Listen to her mournful tale; and, while you listen, let your head become fountains of water, and your eyes rivers of tears for her, and for all who are doomed to reside in her immediate vicinity.

“Tired nature’s sweet restorer,” as the newspapers, in a sudden and severe poetical attack, remarked of Jeff Davis, “refuses to bless” Keturah, except as her own sweet will inclines her. They have a continuous lover’s quarrel, exceedingly bitter while it rages, exceedingly sweet when it is made up. Keturah attends a perfectly grave and unimpeachable lecture,—the Restorer pouts and goes off in a huff for twenty-four hours. Keturah undertakes at seven o’clock a concert,— announced as Mendelssohn Quintette, proving to be Gilmore’s Brassiest,—and nothing hears she of My Lady till two o’clock, A. M. Keturah spends an hour at a prayer-meeting, on a pine bench that may have heard of cushions, but certainly has never seen one face to face; and comes home at eight o’clock to the pleasing discovery that the fair enslaver has taken some doctrinal offence, and vanished utterly.

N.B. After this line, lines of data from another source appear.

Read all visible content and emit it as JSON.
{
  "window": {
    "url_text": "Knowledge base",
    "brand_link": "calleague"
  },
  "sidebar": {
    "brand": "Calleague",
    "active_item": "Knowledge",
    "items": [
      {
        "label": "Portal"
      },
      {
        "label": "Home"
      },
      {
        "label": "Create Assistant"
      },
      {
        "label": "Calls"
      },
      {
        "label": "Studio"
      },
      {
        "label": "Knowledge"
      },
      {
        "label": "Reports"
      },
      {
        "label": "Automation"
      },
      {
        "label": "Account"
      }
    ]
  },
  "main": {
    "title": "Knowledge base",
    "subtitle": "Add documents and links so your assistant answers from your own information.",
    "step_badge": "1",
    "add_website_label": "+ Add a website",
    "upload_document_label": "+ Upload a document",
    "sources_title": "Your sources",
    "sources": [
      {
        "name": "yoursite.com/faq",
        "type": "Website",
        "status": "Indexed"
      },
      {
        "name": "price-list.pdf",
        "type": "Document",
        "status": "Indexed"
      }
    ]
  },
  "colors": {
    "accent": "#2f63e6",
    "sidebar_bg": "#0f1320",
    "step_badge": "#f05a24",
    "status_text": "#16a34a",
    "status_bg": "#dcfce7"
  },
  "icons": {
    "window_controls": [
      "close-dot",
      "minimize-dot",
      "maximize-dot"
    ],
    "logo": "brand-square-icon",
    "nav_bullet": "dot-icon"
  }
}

Though lost to sight she’s still to memory dear, and Keturah penitently betakes herself to the seeking of her in those ingenious ways which she has learned at the school of a melancholy experience. A table and a kerosene lamp are brought into requisition; also a book. If it isn’t the Dictionary, it is Cruden’s Concordance. If these prove too exciting, it is Edwards on the Will. Light reading is strictly forbidden. Congressional Reports are sometimes efficacious, as well as Martin F. Tupper, and somebody’s “Sphere of Woman.”